### WORK REQUEST
Which lines hold the string "discount"? Copy each of them from the material below.

### MATERIAL SUPPLIED
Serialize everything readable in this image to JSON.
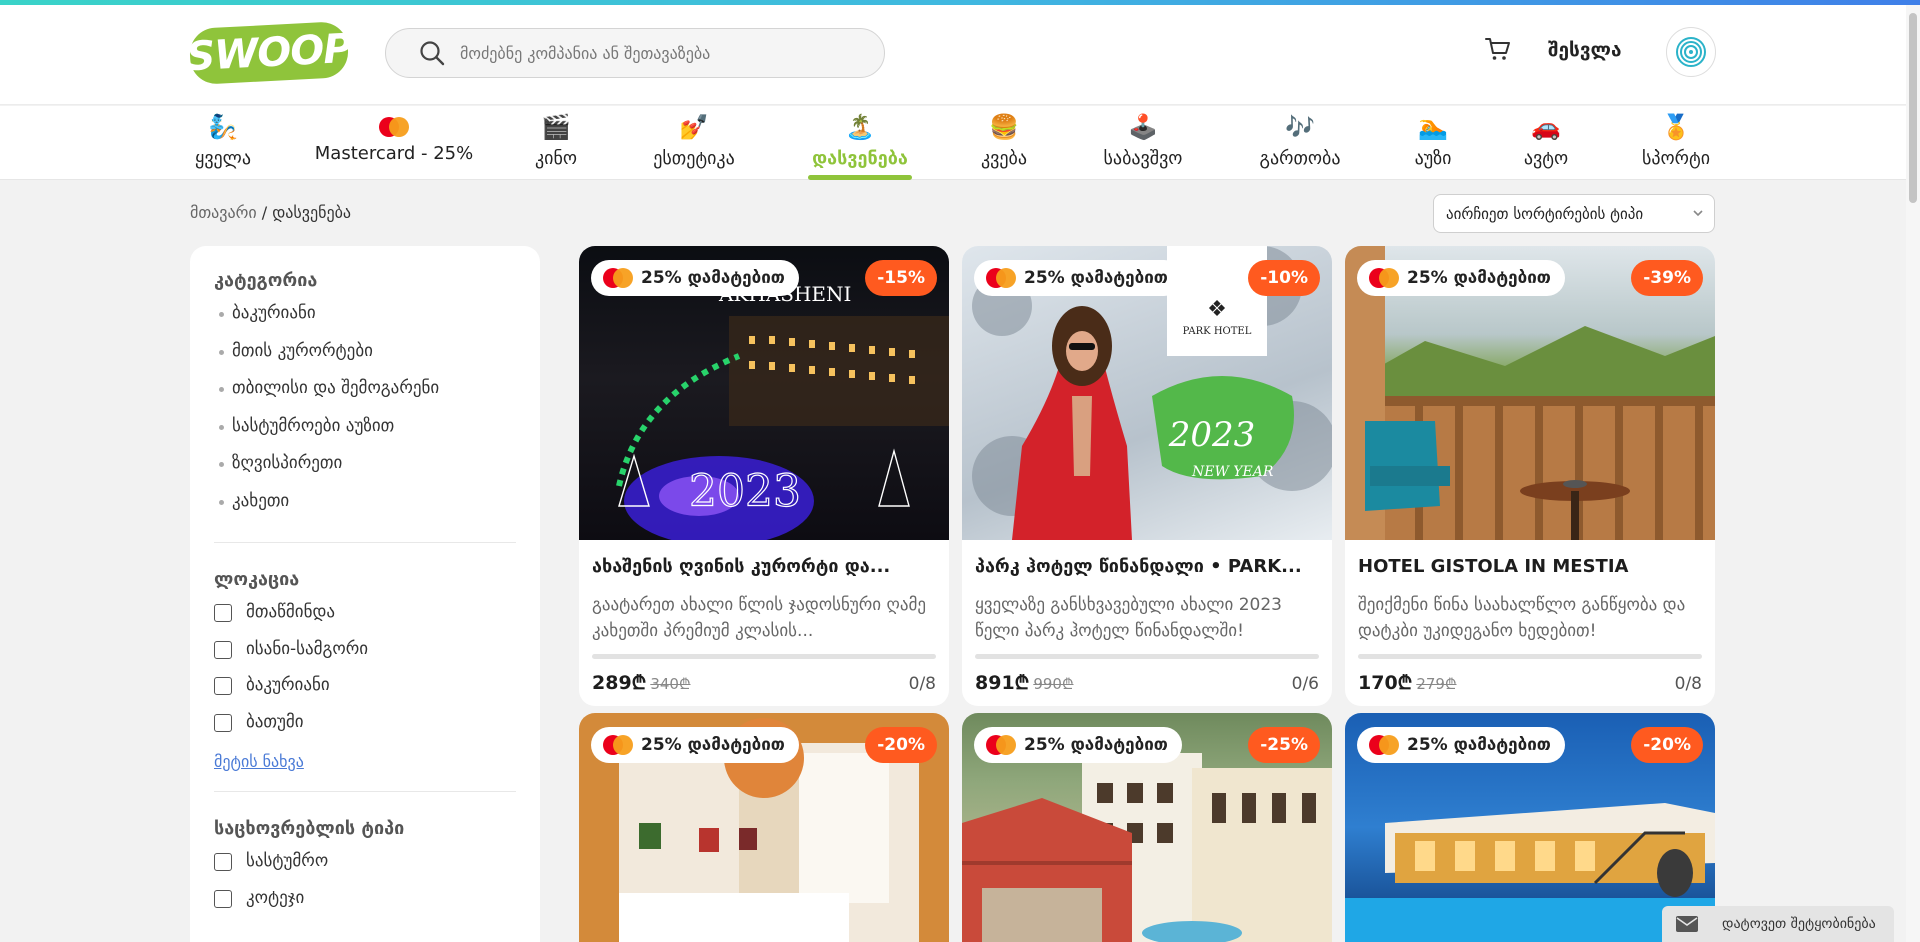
{
  "header": {
    "logo_text": "SWOOP",
    "search_placeholder": "მოძებნე კომპანია ან შეთავაზება",
    "login_label": "შესვლა"
  },
  "categories": [
    {
      "label": "ყველა",
      "icon": "genie-lamp-icon",
      "emoji": "🧞"
    },
    {
      "label": "Mastercard - 25%",
      "icon": "mastercard-icon",
      "emoji": ""
    },
    {
      "label": "კინო",
      "icon": "clapperboard-icon",
      "emoji": "🎬"
    },
    {
      "label": "ესთეტიკა",
      "icon": "nail-polish-icon",
      "emoji": "💅"
    },
    {
      "label": "დასვენება",
      "icon": "island-icon",
      "emoji": "🏝️",
      "active": true
    },
    {
      "label": "კვება",
      "icon": "burger-icon",
      "emoji": "🍔"
    },
    {
      "label": "საბავშვო",
      "icon": "joystick-icon",
      "emoji": "🕹️"
    },
    {
      "label": "გართობა",
      "icon": "music-notes-icon",
      "emoji": "🎶"
    },
    {
      "label": "აუზი",
      "icon": "swimmer-icon",
      "emoji": "🏊"
    },
    {
      "label": "ავტო",
      "icon": "car-icon",
      "emoji": "🚗"
    },
    {
      "label": "სპორტი",
      "icon": "medal-icon",
      "emoji": "🏅"
    }
  ],
  "breadcrumb": {
    "home": "მთავარი",
    "current": "/ დასვენება"
  },
  "sort": {
    "label": "აირჩიეთ სორტირების ტიპი"
  },
  "sidebar": {
    "category_title": "კატეგორია",
    "category_items": [
      "ბაკურიანი",
      "მთის კურორტები",
      "თბილისი და შემოგარენი",
      "სასტუმროები აუზით",
      "ზღვისპირეთი",
      "კახეთი"
    ],
    "location_title": "ლოკაცია",
    "location_items": [
      "მთაწმინდა",
      "ისანი-სამგორი",
      "ბაკურიანი",
      "ბათუმი"
    ],
    "more_label": "მეტის ნახვა",
    "type_title": "საცხოვრებლის ტიპი",
    "type_items": [
      "სასტუმრო",
      "კოტეჯი"
    ]
  },
  "cards": [
    {
      "badge": "25% დამატებით",
      "discount": "-15%",
      "title": "ახაშენის ღვინის კურორტი და...",
      "desc": "გაატარეთ ახალი წლის ჯადოსნური ღამე კახეთში პრემიუმ კლასის...",
      "price": "289₾",
      "old_price": "340₾",
      "count": "0/8",
      "sold_fraction": 0
    },
    {
      "badge": "25% დამატებით",
      "discount": "-10%",
      "title": "პარკ ჰოტელ წინანდალი • PARK...",
      "desc": "ყველაზე განსხვავებული ახალი 2023 წელი პარკ ჰოტელ წინანდალში!",
      "price": "891₾",
      "old_price": "990₾",
      "count": "0/6",
      "sold_fraction": 0
    },
    {
      "badge": "25% დამატებით",
      "discount": "-39%",
      "title": "HOTEL GISTOLA IN MESTIA",
      "desc": "შეიქმენი წინა საახალწლო განწყობა და დატკბი უკიდეგანო ხედებით!",
      "price": "170₾",
      "old_price": "279₾",
      "count": "0/8",
      "sold_fraction": 0
    },
    {
      "badge": "25% დამატებით",
      "discount": "-20%"
    },
    {
      "badge": "25% დამატებით",
      "discount": "-25%"
    },
    {
      "badge": "25% დამატებით",
      "discount": "-20%"
    }
  ],
  "image_texts": {
    "card1_brand": "AKHASHENI",
    "card1_year": "2023",
    "card2_brand": "PARK HOTEL",
    "card2_year": "2023",
    "card2_caption": "NEW YEAR"
  },
  "chat": {
    "label": "დატოვეთ შეტყობინება"
  }
}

### SOLVED PROBLEM
      "discount": "-15%",
      "discount": "-10%",
      "discount": "-39%",
      "discount": "-20%"
      "discount": "-25%"
      "discount": "-20%"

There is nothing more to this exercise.